EDUCATION CRISIS

Hero chief teaches maths, religion as non-locals flee

Civil servants, NGO staff dedicate free time to teaching in schools where non-locals have fled

In Summary

• Chief Dekow Ahmed has volunteered to take over the mathematics and religious lessons for Class 8 pupils whom he calls the most vulnerable. 

• The school’s headteacher Siyat Hussein said  23 non-local teachers have fled — fearing terror attacks — leaving only 12 teachers for more than  2,000 pupils.  

Iftin East location chief Dekow Ahmed teaches maths to Standard 8 pupils at Iftin Primary School.
HERO: Iftin East location chief Dekow Ahmed teaches maths to Standard 8 pupils at Iftin Primary School.
Image: STEPHEN ASTARIKO

If there ever was a case of doing the right thing, this is it.

There's a teaching crisis in Garissa and other Northeastern counties.

Civil servants and NGO staff are dedicating their free time to teach in schools. Non-local teachers have fled. They were transferred by their employer, the Teachers Service Commission, for fear of al Shabaab terror attacks.

I was deeply touched on learning that 23 non-local teachers in the school had left. That leaves only 12 teachers for more than 2,000 pupils.
Chief Dekow Ahmed

At Iftin Primary School, area chief Dekow Ahmed has taken over mathematics and religious students for Class 8 pupils, calling them the most vulnerable.

Ahmed, the Iftin East location chief, was a teacher before joining the former provincial administration.

"I was deeply touched on learning that 23 non-local teachers in the school had left. That leaves only 12 teachers for more than 2,000 pupils," he told the Star.

He said has to balance his tie carefully. He begins classes from 6am until break time, when he goes back to his office to serve the public as chief.

Ahmed, a former pupil at the school, said the crisis forced him to sacrifice some from his busy schedule to help students. But it's really not a sacrifice.

"Surely, I could not just sit down and watch as our young people suffer after teachers left en mass," he said.

"I have a teaching background to offer. I have my own children, brothers and close relatives with children. I was obliged to chip in," Ahmed said.

Ahmed used to be a teacher at Jaribu Primary School in Garissa.

Muslim communities in the region and other stakeholders have appealed to communities to support the school administration and find stopgap measures until a permanent solution is found.

The school’s headteacher, Siyat Hussein, praised the chief, saying he was coming at the right time when his services are most needed.

“As a  school, we have been left exposed by the departure of non-local teachers who left without notice. The situation is worse because they were the majority. The current situation compromises our performance," he told the Star.

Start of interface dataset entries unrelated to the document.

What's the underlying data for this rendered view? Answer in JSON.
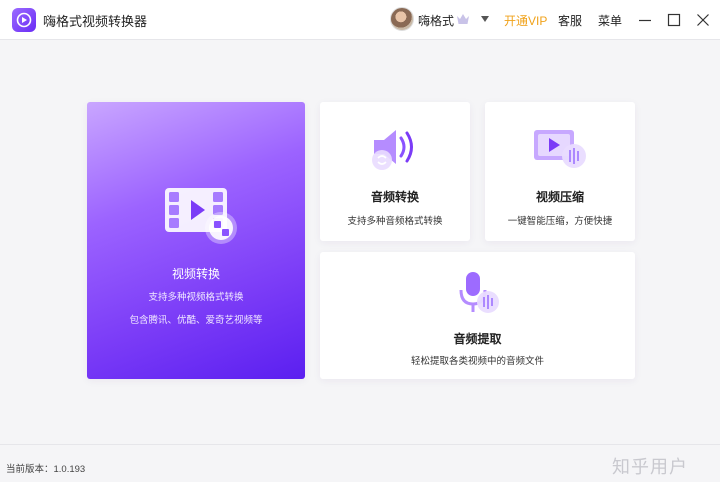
{
  "app": {
    "title": "嗨格式视频转换器"
  },
  "header": {
    "username": "嗨格式",
    "vip_label": "开通VIP",
    "service_label": "客服",
    "menu_label": "菜单"
  },
  "cards": {
    "video_convert": {
      "title": "视频转换",
      "desc1": "支持多种视频格式转换",
      "desc2": "包含腾讯、优酷、爱奇艺视频等"
    },
    "audio_convert": {
      "title": "音频转换",
      "desc": "支持多种音频格式转换"
    },
    "video_compress": {
      "title": "视频压缩",
      "desc": "一键智能压缩，方便快捷"
    },
    "audio_extract": {
      "title": "音频提取",
      "desc": "轻松提取各类视频中的音频文件"
    }
  },
  "footer": {
    "version": "当前版本：1.0.193",
    "watermark": "知乎用户"
  },
  "colors": {
    "accent": "#7b3cf7",
    "vip": "#f0a21a"
  }
}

Only three non-local teachers are left and they declined to speak to reporters.

Ijara MP Sophia Abdi who on Monday locked the TSC offices in Garissa, blaming the teachers' employer for the education crisis.

She herself is a teacher by profession. She praised the chief and urged other volunteers to help.

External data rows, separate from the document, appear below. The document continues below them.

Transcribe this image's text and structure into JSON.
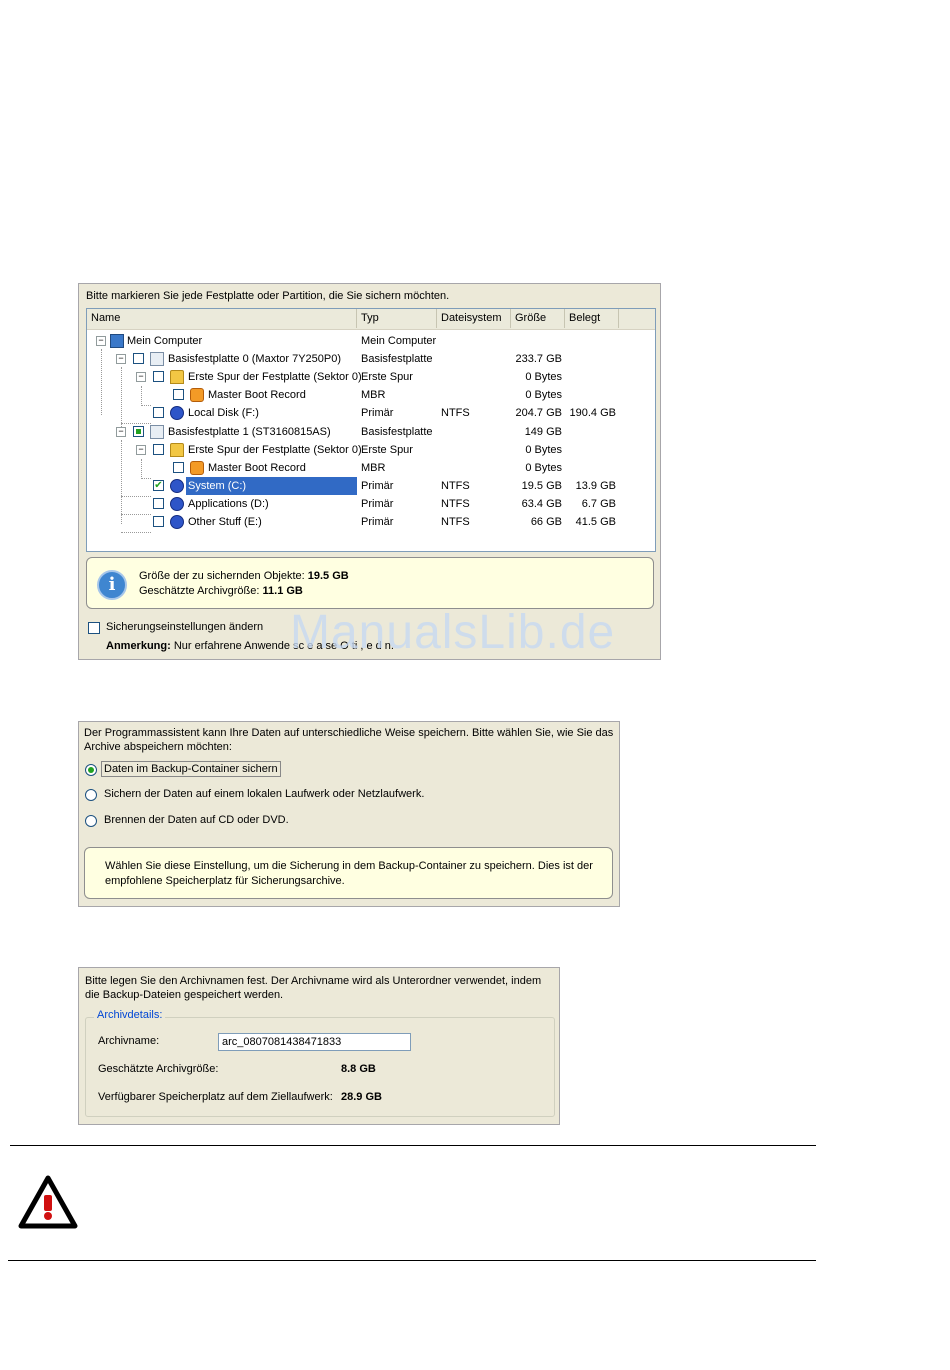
{
  "watermark": "ManualsLib.de",
  "backup_selection": {
    "prompt": "Bitte markieren Sie jede Festplatte oder Partition, die Sie sichern möchten.",
    "columns": [
      "Name",
      "Typ",
      "Dateisystem",
      "Größe",
      "Belegt"
    ],
    "rows": [
      {
        "name": "Mein Computer",
        "typ": "Mein Computer",
        "fs": "",
        "size": "",
        "used": ""
      },
      {
        "name": "Basisfestplatte 0 (Maxtor 7Y250P0)",
        "typ": "Basisfestplatte",
        "fs": "",
        "size": "233.7 GB",
        "used": ""
      },
      {
        "name": "Erste Spur der Festplatte (Sektor 0)",
        "typ": "Erste Spur",
        "fs": "",
        "size": "0 Bytes",
        "used": ""
      },
      {
        "name": "Master Boot Record",
        "typ": "MBR",
        "fs": "",
        "size": "0 Bytes",
        "used": ""
      },
      {
        "name": "Local Disk (F:)",
        "typ": "Primär",
        "fs": "NTFS",
        "size": "204.7 GB",
        "used": "190.4 GB"
      },
      {
        "name": "Basisfestplatte 1 (ST3160815AS)",
        "typ": "Basisfestplatte",
        "fs": "",
        "size": "149 GB",
        "used": ""
      },
      {
        "name": "Erste Spur der Festplatte (Sektor 0)",
        "typ": "Erste Spur",
        "fs": "",
        "size": "0 Bytes",
        "used": ""
      },
      {
        "name": "Master Boot Record",
        "typ": "MBR",
        "fs": "",
        "size": "0 Bytes",
        "used": ""
      },
      {
        "name": "System (C:)",
        "typ": "Primär",
        "fs": "NTFS",
        "size": "19.5 GB",
        "used": "13.9 GB"
      },
      {
        "name": "Applications (D:)",
        "typ": "Primär",
        "fs": "NTFS",
        "size": "63.4 GB",
        "used": "6.7 GB"
      },
      {
        "name": "Other Stuff (E:)",
        "typ": "Primär",
        "fs": "NTFS",
        "size": "66 GB",
        "used": "41.5 GB"
      }
    ],
    "info_size_label": "Größe der zu sichernden Objekte:",
    "info_size_value": "19.5 GB",
    "info_archive_label": "Geschätzte Archivgröße:",
    "info_archive_value": "11.1 GB",
    "change_settings_label": "Sicherungseinstellungen ändern",
    "note_label": "Anmerkung:",
    "note_text": "Nur erfahrene Anwende sc e  a  se  O  ti  , e  d  n."
  },
  "storage_method": {
    "prompt": "Der Programmassistent kann Ihre Daten auf unterschiedliche Weise speichern. Bitte wählen Sie, wie Sie das Archive abspeichern möchten:",
    "options": [
      "Daten im Backup-Container sichern",
      "Sichern der Daten auf einem lokalen Laufwerk oder Netzlaufwerk.",
      "Brennen der Daten auf CD oder DVD."
    ],
    "selected_option": "Daten im Backup-Container sichern",
    "hint": "Wählen Sie diese Einstellung, um die Sicherung in dem Backup-Container zu speichern. Dies ist der empfohlene Speicherplatz für Sicherungsarchive."
  },
  "archive_name": {
    "prompt": "Bitte legen Sie den Archivnamen fest. Der Archivname wird als Unterordner verwendet, indem die Backup-Dateien gespeichert werden.",
    "group_title": "Archivdetails:",
    "name_label": "Archivname:",
    "name_value": "arc_08070814384718​33",
    "size_label": "Geschätzte Archivgröße:",
    "size_value": "8.8 GB",
    "free_label": "Verfügbarer Speicherplatz auf dem Ziellaufwerk:",
    "free_value": "28.9 GB"
  },
  "icons": [
    "computer-icon",
    "disk-icon",
    "first-track-icon",
    "mbr-icon",
    "partition-icon",
    "info-icon",
    "warning-icon"
  ],
  "colors": {
    "selection": "#316ac5",
    "info_background": "#ffffe1",
    "check": "#21a121",
    "warning": "#d01010"
  }
}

“I express my gratitude to the chief who took it upon himself to fill the gap deliberately created by the TSC by transferring teachers and jeopardising children’s future," she said.

"I urge other energetic retired teachers to come out and volunteer to teach again.

(Edited by V. Graham)